Menopausal symptoms can make it difficult for employees to maintain regular working hours. Employers can support their staff by providing flexible working arrangements, such as allowing them to work part-time, offering flexible hours, and making remote work options available. This can help employees manage their symptoms and maintain their productivity and well-being at work.

Hot flashes and night sweats can be uncomfortable and embarrassing for employees, especially in a work environment. Employers can create a comfortable work environment by providing fans or air conditioning, allowing women to wear comfortable clothing, and ensuring that there is adequate airflow in the workplace.

Train Your Managers

Managers are often the first people that your employees will want to talk to about the impact of menopause on their work, and should know how to respond and react in such situations.
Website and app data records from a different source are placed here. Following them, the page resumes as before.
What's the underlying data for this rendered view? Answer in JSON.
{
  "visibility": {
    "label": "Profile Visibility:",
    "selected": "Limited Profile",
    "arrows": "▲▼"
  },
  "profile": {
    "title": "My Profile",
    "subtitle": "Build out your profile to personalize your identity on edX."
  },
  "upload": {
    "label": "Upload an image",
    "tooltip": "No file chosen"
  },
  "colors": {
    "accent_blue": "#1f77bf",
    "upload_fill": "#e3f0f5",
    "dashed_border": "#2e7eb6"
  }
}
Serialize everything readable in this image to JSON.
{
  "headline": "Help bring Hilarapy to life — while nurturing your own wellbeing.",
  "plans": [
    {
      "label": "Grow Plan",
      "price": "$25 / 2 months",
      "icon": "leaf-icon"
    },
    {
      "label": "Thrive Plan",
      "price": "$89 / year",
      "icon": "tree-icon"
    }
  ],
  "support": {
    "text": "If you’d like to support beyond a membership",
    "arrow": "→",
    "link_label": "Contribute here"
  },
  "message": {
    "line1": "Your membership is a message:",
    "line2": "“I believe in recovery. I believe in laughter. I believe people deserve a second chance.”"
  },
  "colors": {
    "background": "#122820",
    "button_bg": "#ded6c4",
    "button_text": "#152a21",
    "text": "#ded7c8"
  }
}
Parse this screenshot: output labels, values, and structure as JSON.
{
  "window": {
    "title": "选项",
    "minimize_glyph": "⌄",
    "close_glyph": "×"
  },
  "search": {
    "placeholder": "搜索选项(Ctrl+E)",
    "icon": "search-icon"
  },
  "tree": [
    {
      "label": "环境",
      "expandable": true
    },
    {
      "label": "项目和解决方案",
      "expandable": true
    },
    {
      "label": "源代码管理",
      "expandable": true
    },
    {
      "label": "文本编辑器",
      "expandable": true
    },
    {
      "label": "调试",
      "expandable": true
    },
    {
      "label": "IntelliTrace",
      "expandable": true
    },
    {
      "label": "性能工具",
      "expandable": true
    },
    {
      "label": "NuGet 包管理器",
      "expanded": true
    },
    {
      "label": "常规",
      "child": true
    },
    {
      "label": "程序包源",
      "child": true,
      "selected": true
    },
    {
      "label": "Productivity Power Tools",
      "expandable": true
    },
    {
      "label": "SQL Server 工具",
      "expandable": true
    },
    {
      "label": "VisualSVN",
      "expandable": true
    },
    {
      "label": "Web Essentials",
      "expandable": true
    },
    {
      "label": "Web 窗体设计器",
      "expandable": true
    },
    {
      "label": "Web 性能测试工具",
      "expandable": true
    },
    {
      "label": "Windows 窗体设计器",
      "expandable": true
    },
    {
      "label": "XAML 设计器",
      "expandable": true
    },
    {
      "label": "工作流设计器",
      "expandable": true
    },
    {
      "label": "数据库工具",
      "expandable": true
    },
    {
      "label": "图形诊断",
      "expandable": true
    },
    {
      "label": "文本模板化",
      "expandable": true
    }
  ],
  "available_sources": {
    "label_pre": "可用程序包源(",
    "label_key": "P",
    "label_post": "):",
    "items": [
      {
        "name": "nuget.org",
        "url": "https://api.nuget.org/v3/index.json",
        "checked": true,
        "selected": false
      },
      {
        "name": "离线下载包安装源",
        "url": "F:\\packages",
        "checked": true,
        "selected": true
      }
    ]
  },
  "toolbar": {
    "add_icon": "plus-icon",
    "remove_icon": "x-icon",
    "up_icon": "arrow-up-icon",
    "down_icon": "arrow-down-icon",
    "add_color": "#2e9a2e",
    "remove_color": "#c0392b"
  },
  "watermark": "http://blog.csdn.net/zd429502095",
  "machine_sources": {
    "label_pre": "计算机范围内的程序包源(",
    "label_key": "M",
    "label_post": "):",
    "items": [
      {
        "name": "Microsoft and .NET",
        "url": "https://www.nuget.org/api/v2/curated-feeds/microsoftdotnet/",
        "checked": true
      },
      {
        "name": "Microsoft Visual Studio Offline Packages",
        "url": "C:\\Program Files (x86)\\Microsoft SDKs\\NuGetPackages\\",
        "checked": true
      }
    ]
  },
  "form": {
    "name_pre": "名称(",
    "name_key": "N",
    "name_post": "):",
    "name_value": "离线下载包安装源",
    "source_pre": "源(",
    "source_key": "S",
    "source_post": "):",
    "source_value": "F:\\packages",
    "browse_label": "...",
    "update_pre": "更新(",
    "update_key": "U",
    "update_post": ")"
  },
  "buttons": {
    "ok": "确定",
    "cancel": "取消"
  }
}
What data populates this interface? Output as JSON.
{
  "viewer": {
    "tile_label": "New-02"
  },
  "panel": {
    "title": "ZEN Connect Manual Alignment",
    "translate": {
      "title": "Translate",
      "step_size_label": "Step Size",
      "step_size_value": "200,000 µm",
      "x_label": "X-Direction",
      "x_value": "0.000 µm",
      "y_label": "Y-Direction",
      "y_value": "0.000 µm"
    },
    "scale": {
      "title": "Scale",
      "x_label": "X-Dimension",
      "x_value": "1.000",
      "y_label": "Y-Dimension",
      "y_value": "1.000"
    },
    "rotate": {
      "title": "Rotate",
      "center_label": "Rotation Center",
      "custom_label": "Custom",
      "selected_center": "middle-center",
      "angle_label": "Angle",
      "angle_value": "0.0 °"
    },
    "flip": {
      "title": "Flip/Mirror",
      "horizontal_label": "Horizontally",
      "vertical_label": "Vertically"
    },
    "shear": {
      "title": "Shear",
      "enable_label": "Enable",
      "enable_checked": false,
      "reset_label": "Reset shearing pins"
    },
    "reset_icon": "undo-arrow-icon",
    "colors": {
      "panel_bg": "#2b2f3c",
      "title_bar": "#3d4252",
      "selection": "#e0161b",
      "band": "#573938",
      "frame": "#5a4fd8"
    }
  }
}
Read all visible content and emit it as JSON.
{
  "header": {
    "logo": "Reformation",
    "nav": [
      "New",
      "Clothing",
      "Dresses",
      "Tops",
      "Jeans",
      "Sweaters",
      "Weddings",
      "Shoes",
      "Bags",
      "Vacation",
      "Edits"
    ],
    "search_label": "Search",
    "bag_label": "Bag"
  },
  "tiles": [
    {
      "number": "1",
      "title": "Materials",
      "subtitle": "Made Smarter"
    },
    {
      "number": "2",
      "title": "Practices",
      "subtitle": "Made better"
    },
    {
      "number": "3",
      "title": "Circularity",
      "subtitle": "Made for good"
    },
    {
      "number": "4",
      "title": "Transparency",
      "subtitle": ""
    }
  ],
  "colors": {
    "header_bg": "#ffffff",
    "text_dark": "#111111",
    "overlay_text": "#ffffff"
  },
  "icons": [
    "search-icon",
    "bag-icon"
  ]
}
Make sure your managers know how to approach this sensitive topic and find ways to support menopausal staff. The managers should know about the effects and symptoms of menopause, as well as how to support their staff who experience them.

It’s also important that your managers are aware of how legal regulations treat menopause in the workplace, and that not only women can experience it.

Give Your Staff Access to Helpful Amenities

To help employees struggling with physical discomfort caused by menopause, consider adjusting the facilities at your workplace to include menopause-friendly additions. This can include cold drinking water, cooling pillows, moisturizers, portable fans, handheld massagers, ergonomic office furniture, and more.

The Importance of Developing a Menopause Policy

Despite affecting half of the world’s population, menopause is often an overlooked and stigmatized topic in the workplace. Menopausal employees face a range of physical, emotional, and psychological symptoms that can impact their productivity and well-being at work.

Employers play a critical role in supporting their female employees through this transition by normalizing the conversation, providing flexible working arrangements, creating a comfortable work environment, providing access to menopause-friendly products, and implementing supportive policies. By creating a more inclusive and supportive work environment for all employees, companies can maintain high productivity and improve employees’ job satisfaction.

As we continue to break the stigma and facilitate open conversations about menopause in the workplace, we can create a culture of understanding and support that empowers menopausal people to thrive in their careers and achieve their full potential.